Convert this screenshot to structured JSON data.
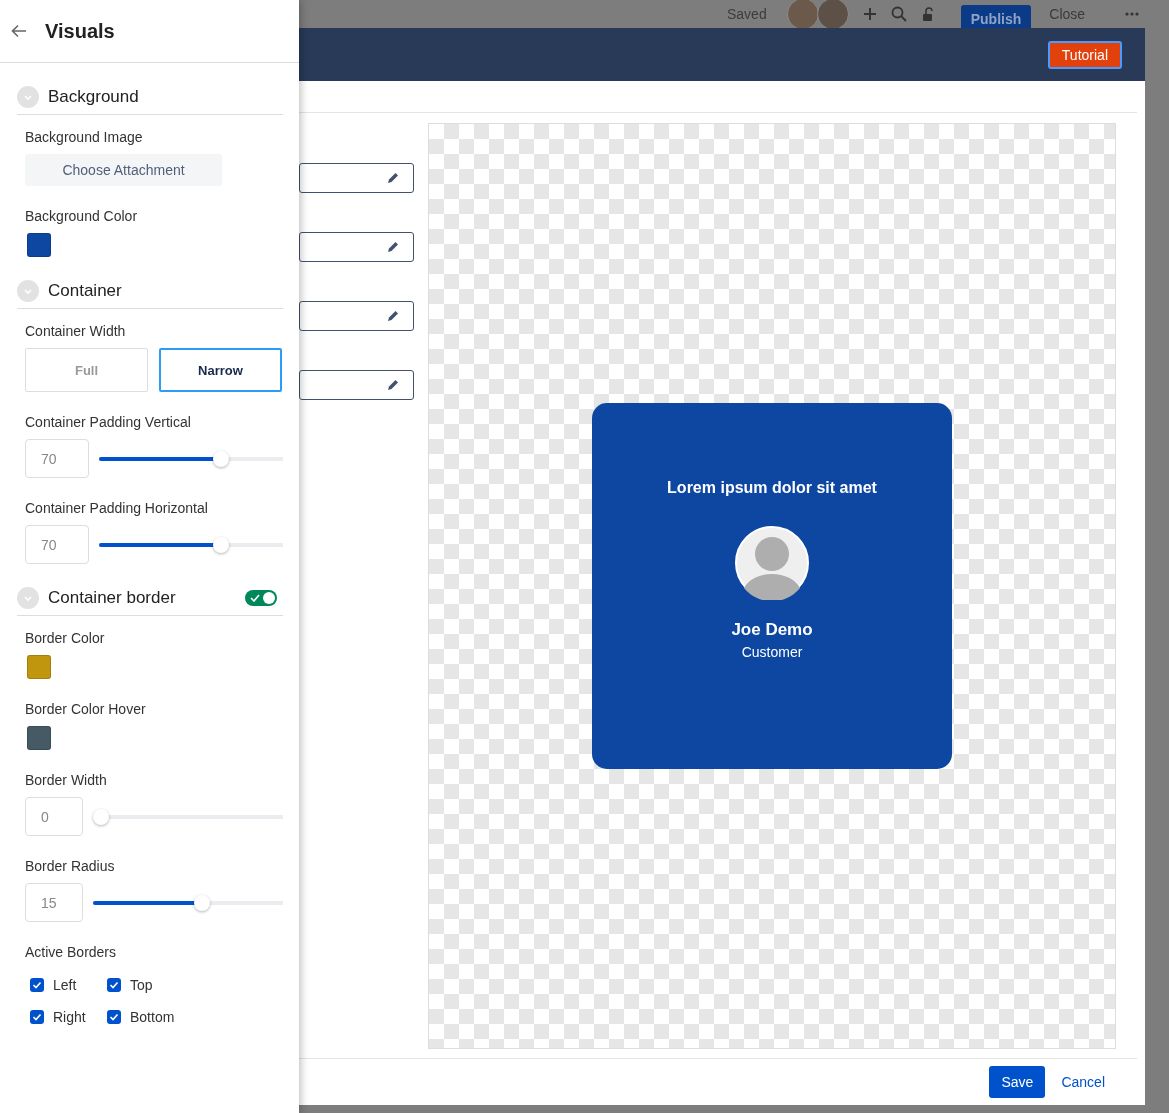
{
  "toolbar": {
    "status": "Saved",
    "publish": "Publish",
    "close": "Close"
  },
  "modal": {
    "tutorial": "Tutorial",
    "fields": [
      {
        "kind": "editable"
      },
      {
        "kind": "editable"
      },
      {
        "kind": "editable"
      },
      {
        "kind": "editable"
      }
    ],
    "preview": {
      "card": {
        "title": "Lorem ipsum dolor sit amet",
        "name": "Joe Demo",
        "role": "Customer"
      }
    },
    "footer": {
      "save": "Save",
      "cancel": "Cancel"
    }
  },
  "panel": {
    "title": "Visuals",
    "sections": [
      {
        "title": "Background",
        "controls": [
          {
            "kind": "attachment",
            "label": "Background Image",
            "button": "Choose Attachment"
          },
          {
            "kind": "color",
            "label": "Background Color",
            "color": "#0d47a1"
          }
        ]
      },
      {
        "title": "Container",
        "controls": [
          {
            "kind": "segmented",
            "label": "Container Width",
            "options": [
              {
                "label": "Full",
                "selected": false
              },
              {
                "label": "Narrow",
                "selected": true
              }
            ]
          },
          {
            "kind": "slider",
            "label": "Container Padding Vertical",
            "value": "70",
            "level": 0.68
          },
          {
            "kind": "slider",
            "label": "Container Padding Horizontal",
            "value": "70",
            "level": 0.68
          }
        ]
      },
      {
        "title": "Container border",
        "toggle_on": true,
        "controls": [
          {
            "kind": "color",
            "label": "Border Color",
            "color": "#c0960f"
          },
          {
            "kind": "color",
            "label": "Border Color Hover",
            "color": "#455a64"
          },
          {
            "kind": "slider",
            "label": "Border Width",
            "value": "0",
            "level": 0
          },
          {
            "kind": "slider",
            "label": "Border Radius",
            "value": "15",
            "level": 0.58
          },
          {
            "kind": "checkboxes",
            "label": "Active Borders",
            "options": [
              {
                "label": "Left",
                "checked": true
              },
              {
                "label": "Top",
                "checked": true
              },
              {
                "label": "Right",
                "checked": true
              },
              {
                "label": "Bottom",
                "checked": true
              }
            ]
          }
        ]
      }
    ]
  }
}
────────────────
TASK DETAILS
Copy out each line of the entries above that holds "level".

TASK RESULT
            "level": 0.68
            "level": 0.68
            "level": 0
            "level": 0.58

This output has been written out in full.